The provision of professional snow and ice management services has always been a challenging proposition. The past few years have thrown a few curveballs at us and made this even more difficult. There are four main areas that have become exceptionally demanding. These are insurance and related liability issues, vehicles and equipment, the supply of salt, and finally the available labour pool.
In recent years, personal injury lawyers have found the snow industry to be a very lucrative, soft target. Their marketing is everywhere. The Homeowners and Occupiers Act requires that property owners and their hired contractors make reasonable efforts to keep properties safe. In actual fact, the standard is often perfection, and even when perfection is achieved (contracts followed perfectly, verifiable third-party documentation, GPS, trained staff and well-maintained equipment, etc), there will still be a payout settlement of some sort, even for frivolous claims. Insurance companies take a short-term stance on this and prefer to make a settlement rather than incur the costs of a trial and potentially larger loss. But in the long term, this behaviour is essentially being rewarded, and claims actually seem to be increasing at an accelerated pace. The end result is that our industry continues to be targeted, and insurance premiums and deductibles are rapidly increasing to cover the costs of claim payouts. Deductibles of $50,000 per claim are becoming standard. All contractors are experiencing a rapid rate and deductible hikes, and an increasing number can’t acquire coverage at all. This is a major crisis that will ultimately require legislation to control.
The past three years have seen major production shortfalls in domestic salt mines. This resulted in an emergency influx of foreign-produced salt (Egypt, Morocco, Chile, etc) to fill the void. While the quality was generally acceptable, the cost of shipping and storage led to wild price increases, doubling the cost in many cases. It appears the domestic mines are back on track this year which should lead to supply and price stability. It remains to be seen if there will be a decrease in pricing, or simply a plateauing.
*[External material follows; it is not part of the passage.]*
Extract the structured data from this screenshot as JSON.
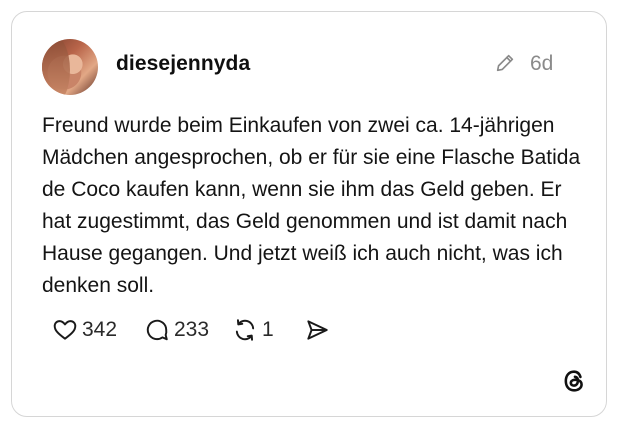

Although highly mechanized, snow companies depend on reliable people to operate equipment and provide hand shoveling and de-icing services. Over the past few years, as our economy really grew, there was increasing competition for personnel in all industries. Snow is a tough industry-we require 24/7 availability, and the ability to work in challenging conditions sometimes on very short notice. With other options, people gravitated to more predictable, stable jobs. The snow industry has countered by dramatically increasing wages, and also providing standby pay. This is a new development and is driving up costs to provide service.
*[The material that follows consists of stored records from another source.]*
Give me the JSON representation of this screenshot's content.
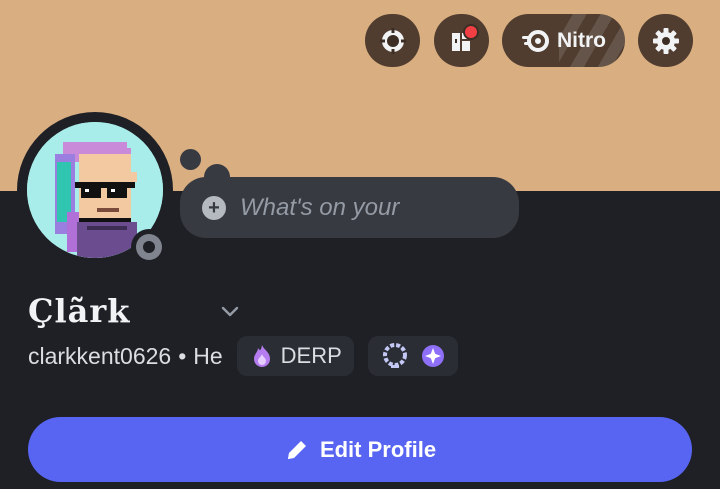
{
  "profile": {
    "display_name": "Çlãrk",
    "username": "clarkkent0626",
    "separator": "•",
    "pronouns": "He",
    "status_placeholder": "What's on your",
    "guild_tag": {
      "label": "DERP",
      "icon": "purple-flame-icon"
    },
    "badges": [
      "laurel-wreath-badge-icon",
      "nitro-gem-badge-icon"
    ],
    "status": "offline"
  },
  "header_buttons": [
    {
      "name": "server-boost-icon"
    },
    {
      "name": "shop-icon",
      "notification": true
    },
    {
      "name": "nitro",
      "label": "Nitro"
    },
    {
      "name": "settings-icon"
    }
  ],
  "actions": {
    "edit_profile_label": "Edit Profile"
  },
  "colors": {
    "banner": "#d9ae80",
    "background": "#1f2026",
    "primary_button": "#5865f2",
    "chip": "#2b2d35",
    "header_button": "#3c2e24"
  }
}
There have been many factory shutdowns and supply chain interruptions around the world over the past few months. With our global economy, faraway disruptions can have an impact close to home. Even production decisions made months ago, during the heat of the pandemic are still having an effect today. The end result is that wait times for trucks and equipment are much longer than normal. Contractors looking to add equipment, or replace aging gear need to act quickly to ensure preparedness for the first storm. At MPS, we placed orders and acquired new equipment as early as May. Early for a normal season, but based on information from colleagues who are now having trouble sourcing equipment, we’re sure glad we did!